[O]f the acquired and useful abilities of all the inhabitants or members of the society. The acquisition of such talents, by the maintenance of the acquirer during his education, study, or apprenticeship, always costs a real expence, which is a capital fixed and realized, as it were, in his person. Those talents, as they make a part of his fortune, so do they likewise of that of the society to which he belongs. The improved dexterity of a workman may be considered in the same light as a machine or instrument of trade which facilitates and abridges labour, and which, though it costs a certain expence, repays that expence with a profit.--Adam Smith, WN 2; emphasis added.)
The vivid paragraph above is a familiar passage from An Inquiry Concerning the Nature and Causes of the Wealth of Nations (WN) for those interested in the history of the so-called "human capital" concept. (Wikipedia quotes it in the background section; see here for more scholarly treatment.) Smith does not shy away from likening the skilled laborer to a machine. What is less remarked upon is that Smith is adamant that the "capital fixed and realized" consequent education (apprenticeship, etc.) also is part of the society to which the laborer belongs. This is not a slip of the pen in Smith. It's the point of his book to help explain what causes the "wealth of nations," after all.
For Smith, all modern exchange has a social-political context. Consider one of the most quoted passages in WN: "It is not from the benevolence of the butcher, the brewer, or the baker, that we expect our dinner, but from their regard to their own interest. We address ourselves, not to their humanity but to their self–love, and never talk to them of our own necessities but of their advantages." It is at the core of most Smith-as-individualist readings, and nobody would deny, of course, that in economic transactions self-love matters a lot. But Sam Fleischacker has done nice work noting the significance of mutual persuasion that Smith presupposes here. Moreover, as Fleischacker notes, Smith adds in the very next line: "Nobody but a beggar chuses to depend chiefly upon the benevolence of his fellow–citizens. Even a beggar does not depend upon it entirely." Beggars (who were denied the franchise in Smith's time) are fellow citizens, too.
This is not the place to offer a full defense of the claim that for Smith exchange takes places in political context. But once alerted to it, some of Smith's most surprising passages (to modern eyes) make a lot more sense. Consider this passage:
Every tax, however, is to the person who pays it a badge, not of slavery, but of liberty. It denotes that he is subject to government, indeed, but that, as he has some property, he cannot himself be the property of a master. (WN V)
As free people, we recognize that the size of and the right to our (derived) property is the product of our shared activities.

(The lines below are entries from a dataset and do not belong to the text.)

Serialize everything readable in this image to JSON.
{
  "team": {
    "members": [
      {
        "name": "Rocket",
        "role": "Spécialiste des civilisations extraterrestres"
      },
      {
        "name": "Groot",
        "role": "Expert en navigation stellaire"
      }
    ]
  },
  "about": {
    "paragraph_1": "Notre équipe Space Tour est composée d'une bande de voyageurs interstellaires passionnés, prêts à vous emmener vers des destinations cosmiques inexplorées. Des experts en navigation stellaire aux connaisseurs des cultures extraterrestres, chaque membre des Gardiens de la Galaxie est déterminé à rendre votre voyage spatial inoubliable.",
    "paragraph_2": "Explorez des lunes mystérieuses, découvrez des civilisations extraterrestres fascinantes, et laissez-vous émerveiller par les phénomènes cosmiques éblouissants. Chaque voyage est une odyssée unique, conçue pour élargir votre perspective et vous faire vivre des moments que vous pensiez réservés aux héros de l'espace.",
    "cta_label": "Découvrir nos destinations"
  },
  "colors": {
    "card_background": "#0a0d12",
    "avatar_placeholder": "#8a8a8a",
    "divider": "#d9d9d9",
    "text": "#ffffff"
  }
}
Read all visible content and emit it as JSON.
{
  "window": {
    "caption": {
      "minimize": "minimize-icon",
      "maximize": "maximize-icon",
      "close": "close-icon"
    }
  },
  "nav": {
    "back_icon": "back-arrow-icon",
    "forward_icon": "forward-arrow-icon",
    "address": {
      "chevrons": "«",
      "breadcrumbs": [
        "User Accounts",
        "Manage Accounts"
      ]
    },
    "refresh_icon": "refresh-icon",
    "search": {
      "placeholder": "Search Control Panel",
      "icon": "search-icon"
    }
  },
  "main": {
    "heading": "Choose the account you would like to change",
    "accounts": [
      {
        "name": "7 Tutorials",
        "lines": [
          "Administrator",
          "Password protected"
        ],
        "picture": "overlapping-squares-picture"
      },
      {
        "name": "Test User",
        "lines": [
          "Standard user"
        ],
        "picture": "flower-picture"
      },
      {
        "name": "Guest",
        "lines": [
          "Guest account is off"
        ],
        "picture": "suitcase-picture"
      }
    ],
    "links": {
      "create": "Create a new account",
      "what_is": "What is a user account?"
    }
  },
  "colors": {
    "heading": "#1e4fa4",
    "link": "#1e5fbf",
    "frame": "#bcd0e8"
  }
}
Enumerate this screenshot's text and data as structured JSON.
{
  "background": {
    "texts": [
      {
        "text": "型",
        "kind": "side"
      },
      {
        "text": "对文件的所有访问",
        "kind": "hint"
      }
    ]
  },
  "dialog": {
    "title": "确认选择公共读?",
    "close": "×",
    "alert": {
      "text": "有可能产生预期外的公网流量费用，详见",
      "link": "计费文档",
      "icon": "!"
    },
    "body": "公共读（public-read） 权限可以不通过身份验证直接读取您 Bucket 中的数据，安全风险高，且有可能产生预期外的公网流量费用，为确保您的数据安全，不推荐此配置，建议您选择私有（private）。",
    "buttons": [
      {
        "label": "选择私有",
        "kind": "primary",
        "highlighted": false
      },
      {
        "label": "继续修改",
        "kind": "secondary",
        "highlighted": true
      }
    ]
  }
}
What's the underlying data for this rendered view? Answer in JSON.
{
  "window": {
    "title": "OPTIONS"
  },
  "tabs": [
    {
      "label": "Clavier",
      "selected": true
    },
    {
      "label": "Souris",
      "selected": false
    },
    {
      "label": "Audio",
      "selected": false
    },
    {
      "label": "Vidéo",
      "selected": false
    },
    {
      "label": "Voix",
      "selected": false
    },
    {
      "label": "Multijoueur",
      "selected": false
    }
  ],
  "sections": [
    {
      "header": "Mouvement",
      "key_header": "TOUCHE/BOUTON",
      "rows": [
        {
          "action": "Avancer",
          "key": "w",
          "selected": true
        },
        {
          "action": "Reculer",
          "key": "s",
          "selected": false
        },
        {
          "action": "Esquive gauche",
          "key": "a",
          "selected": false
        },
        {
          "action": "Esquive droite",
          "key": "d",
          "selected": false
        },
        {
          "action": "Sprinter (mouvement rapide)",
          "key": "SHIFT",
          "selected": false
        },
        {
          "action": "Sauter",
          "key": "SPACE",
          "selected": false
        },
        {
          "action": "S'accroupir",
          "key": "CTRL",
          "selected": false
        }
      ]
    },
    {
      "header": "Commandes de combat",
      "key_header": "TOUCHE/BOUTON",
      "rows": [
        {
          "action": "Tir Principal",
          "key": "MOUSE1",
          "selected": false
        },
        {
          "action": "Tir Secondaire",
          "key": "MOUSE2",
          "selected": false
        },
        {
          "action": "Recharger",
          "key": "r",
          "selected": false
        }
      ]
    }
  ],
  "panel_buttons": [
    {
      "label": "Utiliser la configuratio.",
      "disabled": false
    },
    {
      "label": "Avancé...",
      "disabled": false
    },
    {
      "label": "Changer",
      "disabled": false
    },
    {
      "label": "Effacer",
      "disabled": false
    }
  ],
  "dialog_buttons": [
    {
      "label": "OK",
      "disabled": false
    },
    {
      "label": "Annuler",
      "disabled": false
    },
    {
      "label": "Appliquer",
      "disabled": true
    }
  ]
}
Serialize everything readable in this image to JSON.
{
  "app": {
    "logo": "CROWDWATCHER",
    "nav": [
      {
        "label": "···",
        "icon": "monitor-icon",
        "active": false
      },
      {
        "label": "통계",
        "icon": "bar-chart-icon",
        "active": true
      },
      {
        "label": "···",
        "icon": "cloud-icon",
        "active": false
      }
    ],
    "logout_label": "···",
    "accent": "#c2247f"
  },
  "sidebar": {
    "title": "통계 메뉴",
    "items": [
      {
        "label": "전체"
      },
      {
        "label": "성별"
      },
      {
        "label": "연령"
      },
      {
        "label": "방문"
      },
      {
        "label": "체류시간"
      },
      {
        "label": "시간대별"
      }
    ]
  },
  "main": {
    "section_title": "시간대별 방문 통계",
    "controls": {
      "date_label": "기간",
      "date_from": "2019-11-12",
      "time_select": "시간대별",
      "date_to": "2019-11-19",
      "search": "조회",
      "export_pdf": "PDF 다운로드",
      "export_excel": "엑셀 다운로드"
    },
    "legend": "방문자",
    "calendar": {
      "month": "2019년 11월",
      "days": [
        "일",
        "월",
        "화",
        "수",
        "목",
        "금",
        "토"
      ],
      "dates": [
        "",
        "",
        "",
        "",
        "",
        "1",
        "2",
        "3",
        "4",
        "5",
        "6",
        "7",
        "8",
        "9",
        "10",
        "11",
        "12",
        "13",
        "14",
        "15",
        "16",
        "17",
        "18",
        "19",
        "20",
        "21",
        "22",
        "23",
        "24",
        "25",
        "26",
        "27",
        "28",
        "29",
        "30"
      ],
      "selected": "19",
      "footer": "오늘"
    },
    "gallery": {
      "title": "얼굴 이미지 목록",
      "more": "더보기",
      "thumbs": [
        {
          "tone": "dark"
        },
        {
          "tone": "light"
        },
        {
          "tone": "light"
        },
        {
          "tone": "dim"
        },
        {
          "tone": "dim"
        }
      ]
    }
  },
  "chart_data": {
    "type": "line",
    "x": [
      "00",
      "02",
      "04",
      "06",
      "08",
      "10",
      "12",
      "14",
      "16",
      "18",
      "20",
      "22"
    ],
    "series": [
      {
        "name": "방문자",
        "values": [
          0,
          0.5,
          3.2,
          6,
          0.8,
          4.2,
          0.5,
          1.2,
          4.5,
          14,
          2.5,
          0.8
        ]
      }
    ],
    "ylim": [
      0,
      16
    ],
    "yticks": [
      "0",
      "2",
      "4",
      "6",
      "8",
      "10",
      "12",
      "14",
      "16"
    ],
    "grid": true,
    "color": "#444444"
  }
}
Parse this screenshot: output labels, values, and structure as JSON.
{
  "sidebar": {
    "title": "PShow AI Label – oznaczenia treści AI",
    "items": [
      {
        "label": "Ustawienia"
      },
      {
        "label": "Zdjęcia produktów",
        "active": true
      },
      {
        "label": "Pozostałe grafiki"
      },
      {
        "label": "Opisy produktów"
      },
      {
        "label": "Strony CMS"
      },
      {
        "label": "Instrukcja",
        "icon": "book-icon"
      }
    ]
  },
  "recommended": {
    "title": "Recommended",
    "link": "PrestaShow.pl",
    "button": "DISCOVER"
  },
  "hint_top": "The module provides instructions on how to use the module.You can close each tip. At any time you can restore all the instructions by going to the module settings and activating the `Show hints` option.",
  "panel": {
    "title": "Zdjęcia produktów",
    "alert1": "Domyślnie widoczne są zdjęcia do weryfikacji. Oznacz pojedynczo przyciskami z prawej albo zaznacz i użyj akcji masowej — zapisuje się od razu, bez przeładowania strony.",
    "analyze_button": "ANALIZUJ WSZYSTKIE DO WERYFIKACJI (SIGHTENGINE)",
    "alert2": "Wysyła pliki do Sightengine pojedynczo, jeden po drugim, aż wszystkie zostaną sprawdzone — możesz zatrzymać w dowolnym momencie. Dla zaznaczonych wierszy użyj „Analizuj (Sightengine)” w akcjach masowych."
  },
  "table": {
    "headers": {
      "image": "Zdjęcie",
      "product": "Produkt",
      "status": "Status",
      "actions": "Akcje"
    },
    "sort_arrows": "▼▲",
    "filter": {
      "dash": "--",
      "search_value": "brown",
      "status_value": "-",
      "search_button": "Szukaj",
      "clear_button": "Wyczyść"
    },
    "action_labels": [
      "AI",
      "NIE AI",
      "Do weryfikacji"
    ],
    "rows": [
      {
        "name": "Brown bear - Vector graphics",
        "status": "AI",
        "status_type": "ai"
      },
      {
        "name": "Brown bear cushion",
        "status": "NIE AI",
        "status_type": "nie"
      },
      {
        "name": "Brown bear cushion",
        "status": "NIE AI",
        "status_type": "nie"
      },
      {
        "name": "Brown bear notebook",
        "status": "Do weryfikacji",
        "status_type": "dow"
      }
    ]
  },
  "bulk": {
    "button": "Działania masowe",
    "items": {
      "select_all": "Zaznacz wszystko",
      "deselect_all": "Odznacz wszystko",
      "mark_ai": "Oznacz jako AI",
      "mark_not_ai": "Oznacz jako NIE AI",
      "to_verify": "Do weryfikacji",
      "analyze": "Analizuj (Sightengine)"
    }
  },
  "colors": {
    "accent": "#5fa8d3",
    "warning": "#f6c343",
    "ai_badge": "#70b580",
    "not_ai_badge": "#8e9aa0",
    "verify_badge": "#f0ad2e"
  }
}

Even when we enjoy perfect liberty (that is we can switch occupations freely), we are subject to government. So none of us can claim an inviolable, absolute right to all of it. One can see in this, as Steve Darwall has urged on me, a reflective endorsement from the perspective of having an equal authority to make claims and demands on one another at all. (See here for a fuller argument.) Let me stop here today.
PS. Note, by the way, that all my quotes are from WN not the The Theory of Moral Sentiments(TMS). There is despite Fleischacker's important book, a deplorable tendency to think that important philosophy, if any, in Smith must be in TMS.